    New research report: Despite the significant progress that the government of Bangladesh has made towards introducing menstrual regulation with medication (MRM) into its national MR programme in recent years, there has been no systematic documentation on the process by which this has occurred, or on the approval process of local manufacturing of the mifepristone-misoprostol combination drug for MR. This research study, Introduction and Approval of Menstrual Regulation with Medication in Bangladesh: A Stakeholder Analysis, was an initiative to document the entire process of introducing MRM in the country through a stakeholder analysis. A situation analysis and mystery client visits were also conducted to generate evidence on how approval of MRM has influenced the availability and provision of MR services through private pharmacies and medicine sellers in Bangladesh.

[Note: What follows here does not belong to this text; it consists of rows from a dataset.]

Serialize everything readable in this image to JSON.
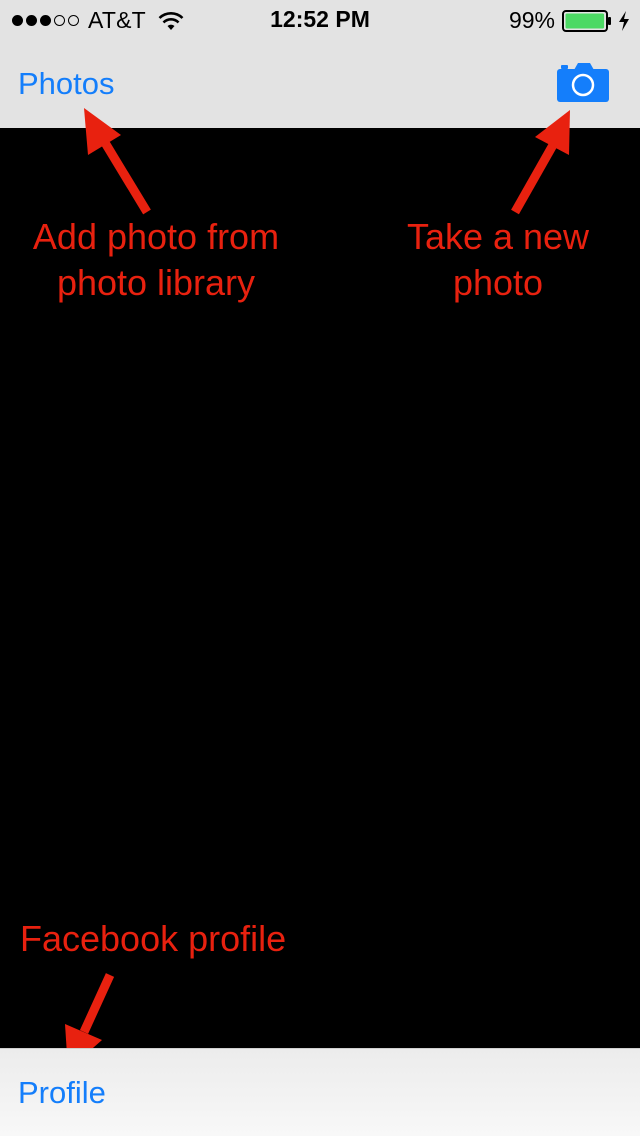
{
  "status_bar": {
    "signal_dots_filled": 3,
    "signal_dots_total": 5,
    "carrier": "AT&T",
    "time": "12:52 PM",
    "battery_percent": "99%",
    "battery_level": 0.99,
    "charging": true
  },
  "nav_bar": {
    "left_button_label": "Photos",
    "right_button_icon": "camera-icon"
  },
  "toolbar": {
    "left_button_label": "Profile"
  },
  "annotations": {
    "photos_line1": "Add photo from",
    "photos_line2": "photo library",
    "camera_line1": "Take a new",
    "camera_line2": "photo",
    "profile": "Facebook profile"
  },
  "colors": {
    "accent": "#147efb",
    "annotation": "#e8210f",
    "bar_background": "#e3e3e3",
    "content_background": "#000000",
    "battery_fill": "#4cd964"
  }
}
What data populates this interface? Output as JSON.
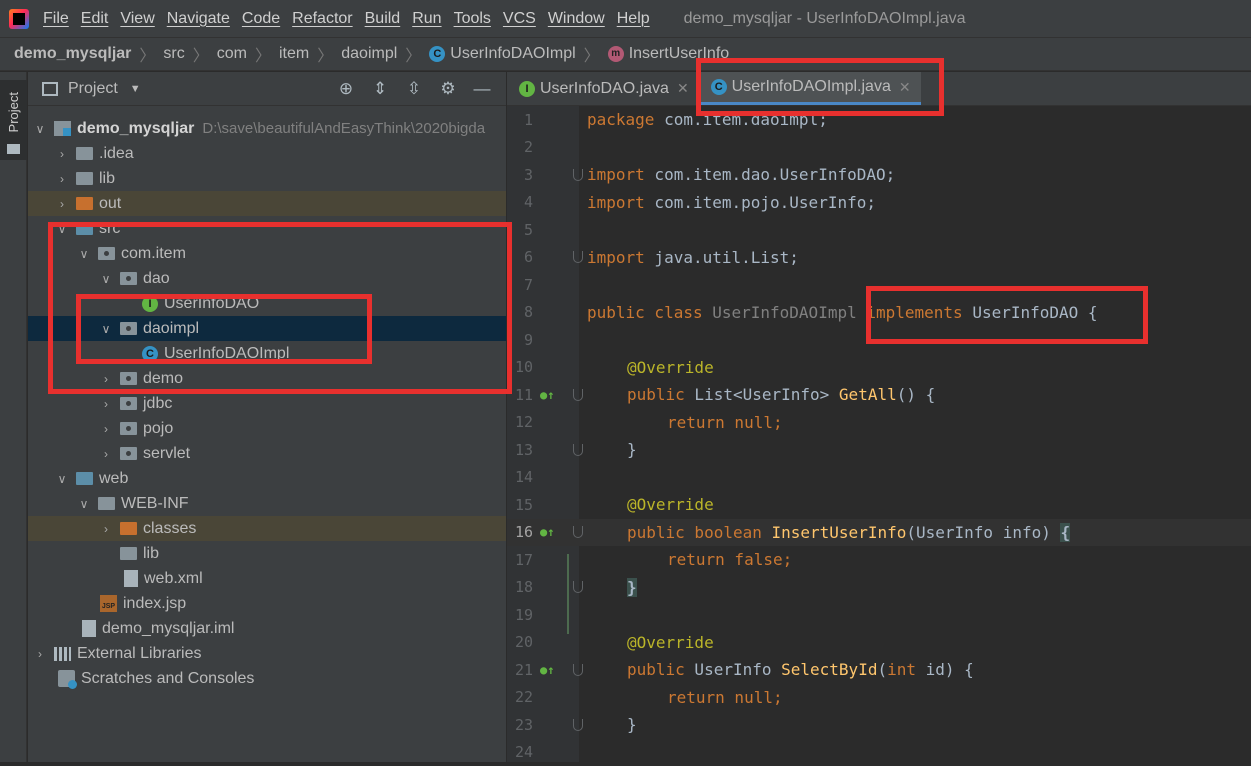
{
  "menubar": {
    "items": [
      "File",
      "Edit",
      "View",
      "Navigate",
      "Code",
      "Refactor",
      "Build",
      "Run",
      "Tools",
      "VCS",
      "Window",
      "Help"
    ],
    "window_title": "demo_mysqljar - UserInfoDAOImpl.java"
  },
  "breadcrumb": [
    "demo_mysqljar",
    "src",
    "com",
    "item",
    "daoimpl",
    "UserInfoDAOImpl",
    "InsertUserInfo"
  ],
  "sidebar": {
    "label": "Project"
  },
  "project_panel": {
    "title": "Project",
    "tree": {
      "root_name": "demo_mysqljar",
      "root_path": "D:\\save\\beautifulAndEasyThink\\2020bigda",
      "idea": ".idea",
      "lib": "lib",
      "out": "out",
      "src": "src",
      "com_item": "com.item",
      "dao": "dao",
      "userinfodao": "UserInfoDAO",
      "daoimpl": "daoimpl",
      "userinfodaoimpl": "UserInfoDAOImpl",
      "demo": "demo",
      "jdbc": "jdbc",
      "pojo": "pojo",
      "servlet": "servlet",
      "web": "web",
      "webinf": "WEB-INF",
      "classes": "classes",
      "web_lib": "lib",
      "webxml": "web.xml",
      "indexjsp": "index.jsp",
      "iml": "demo_mysqljar.iml",
      "ext_libs": "External Libraries",
      "scratches": "Scratches and Consoles"
    }
  },
  "editor": {
    "tabs": [
      {
        "label": "UserInfoDAO.java",
        "icon": "I",
        "active": false
      },
      {
        "label": "UserInfoDAOImpl.java",
        "icon": "C",
        "active": true
      }
    ],
    "line_numbers": [
      "1",
      "2",
      "3",
      "4",
      "5",
      "6",
      "7",
      "8",
      "9",
      "10",
      "11",
      "12",
      "13",
      "14",
      "15",
      "16",
      "17",
      "18",
      "19",
      "20",
      "21",
      "22",
      "23",
      "24"
    ],
    "current_line": 16,
    "code": {
      "l1_kw": "package",
      "l1_rest": " com.item.daoimpl;",
      "l3_kw": "import",
      "l3_rest": " com.item.dao.UserInfoDAO;",
      "l4_kw": "import",
      "l4_rest": " com.item.pojo.UserInfo;",
      "l6_kw": "import",
      "l6_rest": " java.util.List;",
      "l8_kw": "public class",
      "l8_name": " UserInfoDAOImpl ",
      "l8_impl": "implements",
      "l8_rest": " UserInfoDAO {",
      "l10_ann": "@Override",
      "l11_kw": "public",
      "l11_type": " List<UserInfo> ",
      "l11_fn": "GetAll",
      "l11_rest": "() {",
      "l12_kw": "return null",
      "l12_rest": ";",
      "l13": "}",
      "l15_ann": "@Override",
      "l16_kw": "public boolean",
      "l16_fn": " InsertUserInfo",
      "l16_rest": "(UserInfo info) ",
      "l16_brace": "{",
      "l17_kw": "return false",
      "l17_rest": ";",
      "l18_brace": "}",
      "l20_ann": "@Override",
      "l21_kw": "public",
      "l21_type": " UserInfo ",
      "l21_fn": "SelectById",
      "l21_p": "(",
      "l21_int": "int",
      "l21_rest": " id) {",
      "l22_kw": "return null",
      "l22_rest": ";",
      "l23": "}"
    }
  },
  "colors": {
    "highlight": "#e8302e",
    "accent": "#4a88c7",
    "keyword": "#cc7832",
    "annotation": "#bbb529",
    "function": "#ffc66d"
  }
}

    New journal article: Despite the steep increase in contraceptive prevalence rate (CPR) in Bangladesh since 1975, nearly a third of pregnancies are still unintended. This literature review -- Contraceptive practices among married women of reproductive age in Bangladesh: a review of the evidence -- examined contraceptive use among married women of reproductive age in Bangladesh and found that method discontinuation and switching, method failure, and method mix may be offsetting achievements in the CPR. The article concludes that government and independent bodies must renew their commitment to implement and monitor family planning strategies as a means to ensuring adherence to and provision of the most appropriate contraceptive method for couples.

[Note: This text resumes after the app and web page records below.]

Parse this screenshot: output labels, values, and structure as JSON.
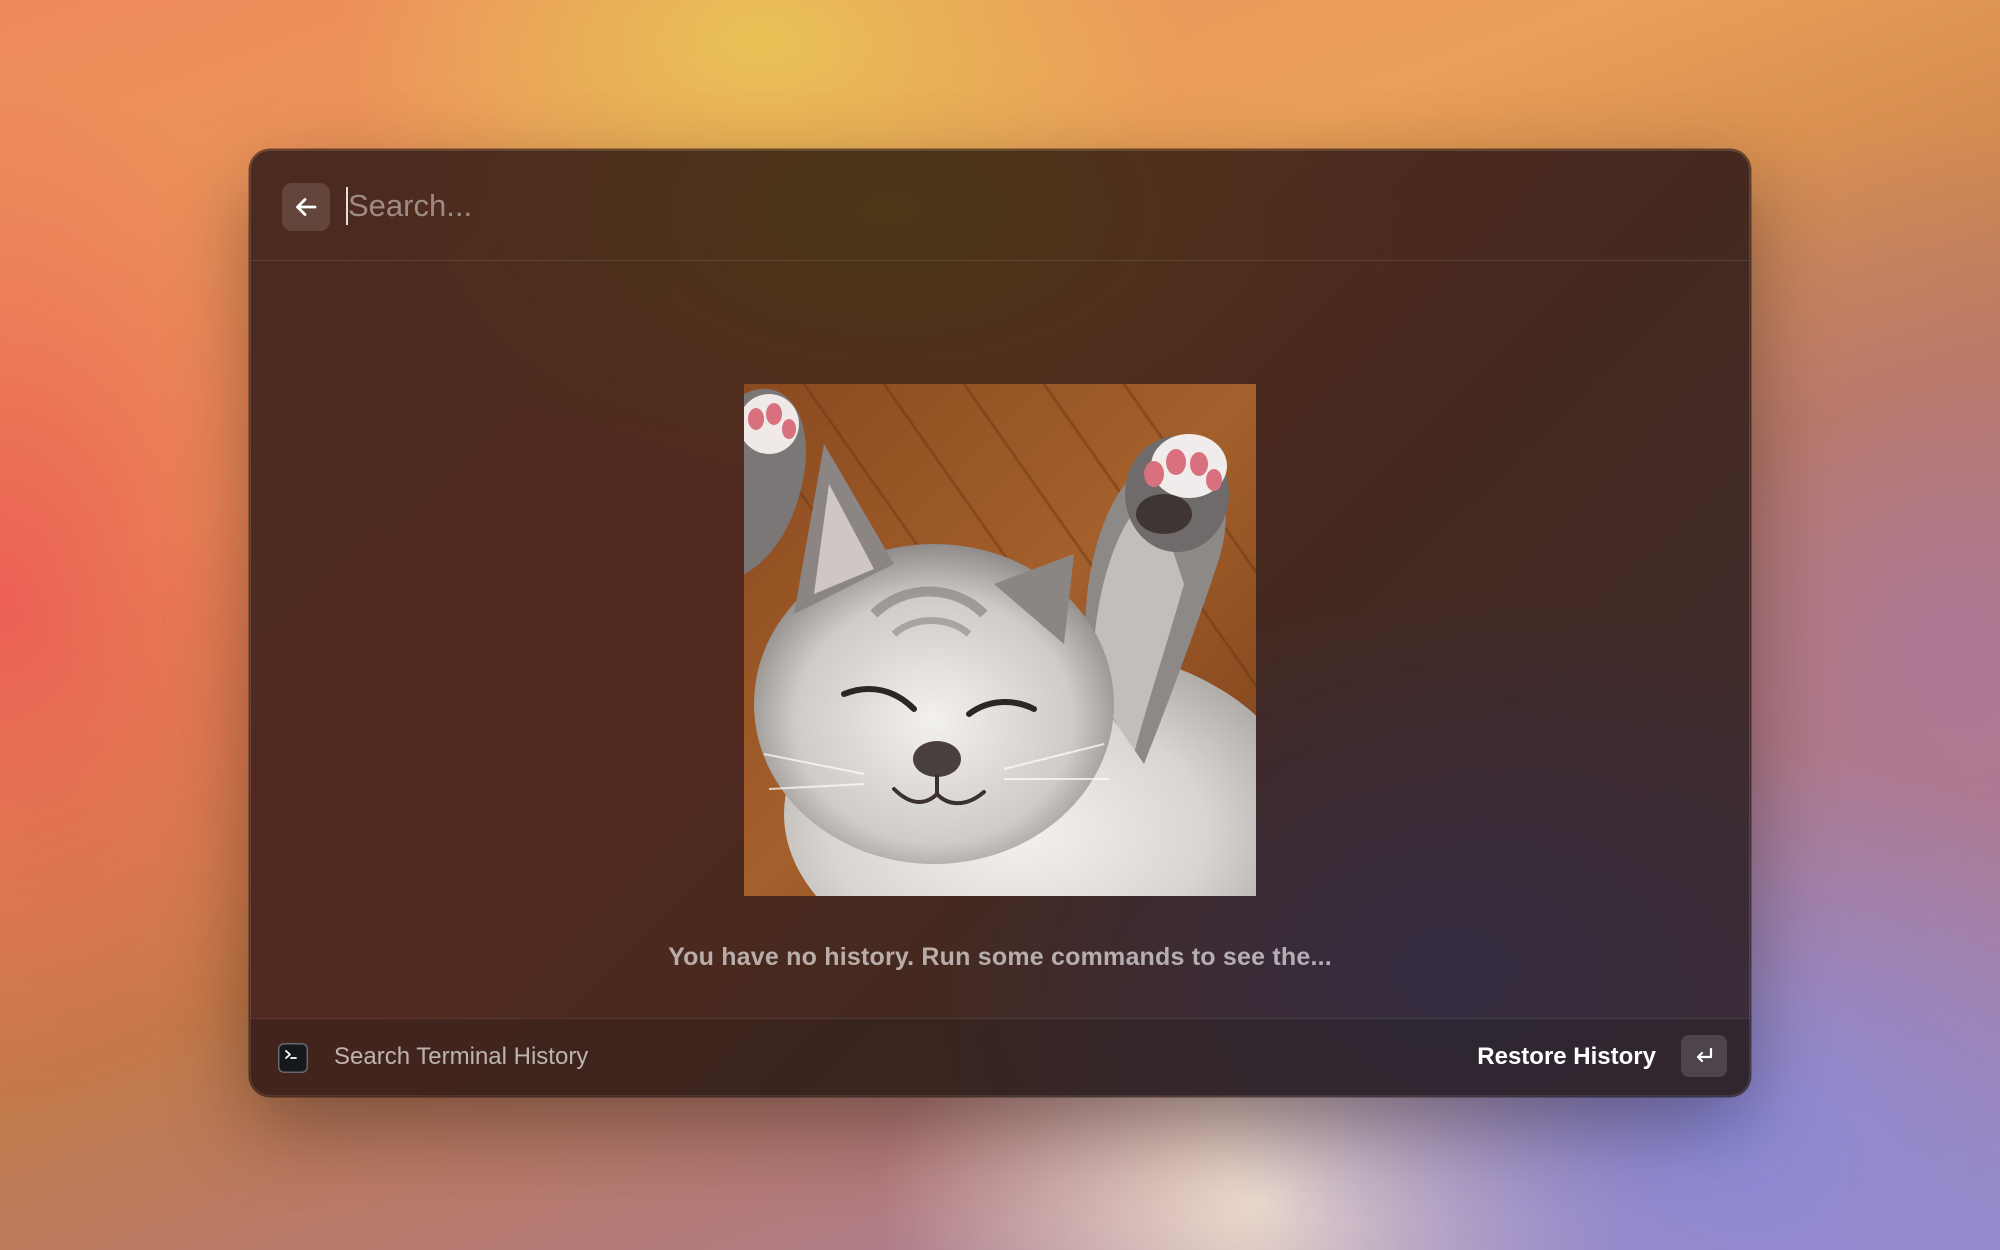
{
  "search": {
    "placeholder": "Search...",
    "value": ""
  },
  "empty_state": {
    "image": "sleeping-kitten",
    "message": "You have no history. Run some commands to see the..."
  },
  "action_bar": {
    "title": "Search Terminal History",
    "icon": "terminal-icon",
    "primary_action": "Restore History",
    "primary_shortcut_icon": "return-key-icon"
  },
  "colors": {
    "window_bg": "#4c2a20",
    "text_primary": "#ffffff",
    "text_muted": "#b7aaa5"
  }
}
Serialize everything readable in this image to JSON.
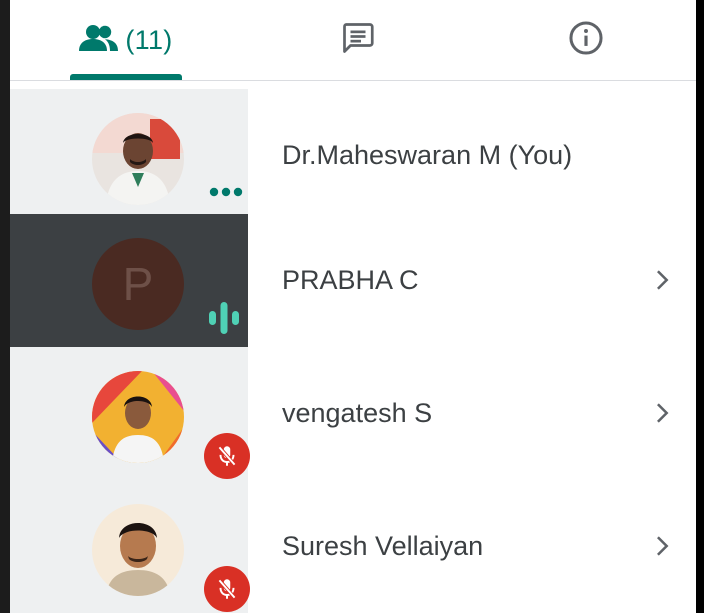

    New journal article: This article, The Challenges Posed by Demographic Change in sub-Saharan Africa: A Concise Overview, presents a regional overview of some of the main challenges posed by the huge demographic change sub-Saharan Africa has undergone in the twenty-first century (and will experience going forward). According to the UN Population Division, 35 years from now the population of Africa will be around 22 percent of the global total. The way that associated challenges are faced may have high stakes both regionally and globally. This article examines challenges of pressure on health and education provision, food security and agriculture, urban living conditions, employment and livelihoods, and intra-regional migration.